» Task statement
Repeat each line of the data exactly as written.

[Data to examine — start]

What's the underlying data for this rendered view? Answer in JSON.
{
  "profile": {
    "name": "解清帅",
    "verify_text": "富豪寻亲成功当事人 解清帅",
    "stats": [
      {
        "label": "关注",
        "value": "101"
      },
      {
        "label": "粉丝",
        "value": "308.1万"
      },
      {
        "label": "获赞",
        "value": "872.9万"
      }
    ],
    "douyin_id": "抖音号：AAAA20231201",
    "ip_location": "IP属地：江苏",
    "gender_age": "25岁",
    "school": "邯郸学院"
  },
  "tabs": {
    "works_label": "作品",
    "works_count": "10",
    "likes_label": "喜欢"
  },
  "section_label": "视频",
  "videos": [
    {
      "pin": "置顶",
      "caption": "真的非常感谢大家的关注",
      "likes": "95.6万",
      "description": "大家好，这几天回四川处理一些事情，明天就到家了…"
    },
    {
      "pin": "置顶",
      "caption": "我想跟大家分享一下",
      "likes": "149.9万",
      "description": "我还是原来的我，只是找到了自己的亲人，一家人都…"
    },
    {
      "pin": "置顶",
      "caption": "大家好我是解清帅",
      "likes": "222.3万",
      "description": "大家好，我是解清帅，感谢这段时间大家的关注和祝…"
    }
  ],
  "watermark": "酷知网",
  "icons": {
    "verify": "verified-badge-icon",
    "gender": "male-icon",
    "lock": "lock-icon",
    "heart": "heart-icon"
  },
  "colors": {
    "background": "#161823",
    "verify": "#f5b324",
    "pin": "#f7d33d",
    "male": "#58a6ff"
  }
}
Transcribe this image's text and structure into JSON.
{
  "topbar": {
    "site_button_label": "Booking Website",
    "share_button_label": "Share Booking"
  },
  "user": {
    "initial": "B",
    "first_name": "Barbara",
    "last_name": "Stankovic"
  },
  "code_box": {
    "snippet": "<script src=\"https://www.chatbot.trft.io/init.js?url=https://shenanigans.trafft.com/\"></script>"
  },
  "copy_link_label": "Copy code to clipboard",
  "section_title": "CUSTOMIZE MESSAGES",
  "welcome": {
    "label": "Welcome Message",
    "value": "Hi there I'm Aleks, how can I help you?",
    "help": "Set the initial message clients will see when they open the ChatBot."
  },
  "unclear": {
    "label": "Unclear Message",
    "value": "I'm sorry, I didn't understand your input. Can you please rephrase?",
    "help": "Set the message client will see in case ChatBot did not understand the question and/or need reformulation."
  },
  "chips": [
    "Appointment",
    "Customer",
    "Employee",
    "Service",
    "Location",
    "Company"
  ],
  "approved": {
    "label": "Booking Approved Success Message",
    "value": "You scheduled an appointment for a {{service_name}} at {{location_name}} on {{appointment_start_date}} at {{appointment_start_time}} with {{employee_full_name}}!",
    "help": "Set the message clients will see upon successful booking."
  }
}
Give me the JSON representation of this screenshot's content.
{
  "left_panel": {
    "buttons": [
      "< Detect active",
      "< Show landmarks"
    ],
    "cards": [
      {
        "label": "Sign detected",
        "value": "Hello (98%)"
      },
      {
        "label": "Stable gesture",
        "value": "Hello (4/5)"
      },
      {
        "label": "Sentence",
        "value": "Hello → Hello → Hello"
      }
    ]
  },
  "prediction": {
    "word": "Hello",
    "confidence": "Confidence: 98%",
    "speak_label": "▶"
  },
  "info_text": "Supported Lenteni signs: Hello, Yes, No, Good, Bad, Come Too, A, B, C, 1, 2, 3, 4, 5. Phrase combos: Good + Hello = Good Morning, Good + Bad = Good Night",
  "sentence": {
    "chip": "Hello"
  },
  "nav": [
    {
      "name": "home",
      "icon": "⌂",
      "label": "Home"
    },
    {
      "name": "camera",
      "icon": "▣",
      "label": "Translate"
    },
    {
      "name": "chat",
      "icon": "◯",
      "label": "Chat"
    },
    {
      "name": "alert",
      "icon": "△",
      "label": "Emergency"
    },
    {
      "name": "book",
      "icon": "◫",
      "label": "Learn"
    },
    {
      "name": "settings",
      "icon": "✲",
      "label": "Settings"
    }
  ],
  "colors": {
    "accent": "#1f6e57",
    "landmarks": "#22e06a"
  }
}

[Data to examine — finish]

» Output of the exercise
What's the underlying data for this rendered view? Answer in JSON.
{
  "profile": {
    "name": "解清帅",
    "verify_text": "富豪寻亲成功当事人 解清帅",
    "stats": [
      {
        "label": "关注",
        "value": "101"
      },
      {
        "label": "粉丝",
        "value": "308.1万"
      },
      {
        "label": "获赞",
        "value": "872.9万"
      }
    ],
    "douyin_id": "抖音号：AAAA20231201",
    "ip_location": "IP属地：江苏",
    "gender_age": "25岁",
    "school": "邯郸学院"
  },
  "tabs": {
    "works_label": "作品",
    "works_count": "10",
    "likes_label": "喜欢"
  },
  "section_label": "视频",
  "videos": [
    {
      "pin": "置顶",
      "caption": "真的非常感谢大家的关注",
      "likes": "95.6万",
      "description": "大家好，这几天回四川处理一些事情，明天就到家了…"
    },
    {
      "pin": "置顶",
      "caption": "我想跟大家分享一下",
      "likes": "149.9万",
      "description": "我还是原来的我，只是找到了自己的亲人，一家人都…"
    },
    {
      "pin": "置顶",
      "caption": "大家好我是解清帅",
      "likes": "222.3万",
      "description": "大家好，我是解清帅，感谢这段时间大家的关注和祝…"
    }
  ],
  "watermark": "酷知网",
  "icons": {
    "verify": "verified-badge-icon",
    "gender": "male-icon",
    "lock": "lock-icon",
    "heart": "heart-icon"
  },
  "colors": {
    "background": "#161823",
    "verify": "#f5b324",
    "pin": "#f7d33d",
    "male": "#58a6ff"
  }
}
Transcribe this image's text and structure into JSON.
{
  "topbar": {
    "site_button_label": "Booking Website",
    "share_button_label": "Share Booking"
  },
  "user": {
    "initial": "B",
    "first_name": "Barbara",
    "last_name": "Stankovic"
  },
  "code_box": {
    "snippet": "<script src=\"https://www.chatbot.trft.io/init.js?url=https://shenanigans.trafft.com/\"></script>"
  },
  "copy_link_label": "Copy code to clipboard",
  "section_title": "CUSTOMIZE MESSAGES",
  "welcome": {
    "label": "Welcome Message",
    "value": "Hi there I'm Aleks, how can I help you?",
    "help": "Set the initial message clients will see when they open the ChatBot."
  },
  "unclear": {
    "label": "Unclear Message",
    "value": "I'm sorry, I didn't understand your input. Can you please rephrase?",
    "help": "Set the message client will see in case ChatBot did not understand the question and/or need reformulation."
  },
  "chips": [
    "Appointment",
    "Customer",
    "Employee",
    "Service",
    "Location",
    "Company"
  ],
  "approved": {
    "label": "Booking Approved Success Message",
    "value": "You scheduled an appointment for a {{service_name}} at {{location_name}} on {{appointment_start_date}} at {{appointment_start_time}} with {{employee_full_name}}!",
    "help": "Set the message clients will see upon successful booking."
  }
}
Give me the JSON representation of this screenshot's content.
{
  "left_panel": {
    "buttons": [
      "< Detect active",
      "< Show landmarks"
    ],
    "cards": [
      {
        "label": "Sign detected",
        "value": "Hello (98%)"
      },
      {
        "label": "Stable gesture",
        "value": "Hello (4/5)"
      },
      {
        "label": "Sentence",
        "value": "Hello → Hello → Hello"
      }
    ]
  },
  "prediction": {
    "word": "Hello",
    "confidence": "Confidence: 98%",
    "speak_label": "▶"
  },
  "info_text": "Supported Lenteni signs: Hello, Yes, No, Good, Bad, Come Too, A, B, C, 1, 2, 3, 4, 5. Phrase combos: Good + Hello = Good Morning, Good + Bad = Good Night",
  "sentence": {
    "chip": "Hello"
  },
  "nav": [
    {
      "name": "home",
      "icon": "⌂",
      "label": "Home"
    },
    {
      "name": "camera",
      "icon": "▣",
      "label": "Translate"
    },
    {
      "name": "chat",
      "icon": "◯",
      "label": "Chat"
    },
    {
      "name": "alert",
      "icon": "△",
      "label": "Emergency"
    },
    {
      "name": "book",
      "icon": "◫",
      "label": "Learn"
    },
    {
      "name": "settings",
      "icon": "✲",
      "label": "Settings"
    }
  ],
  "colors": {
    "accent": "#1f6e57",
    "landmarks": "#22e06a"
  }
}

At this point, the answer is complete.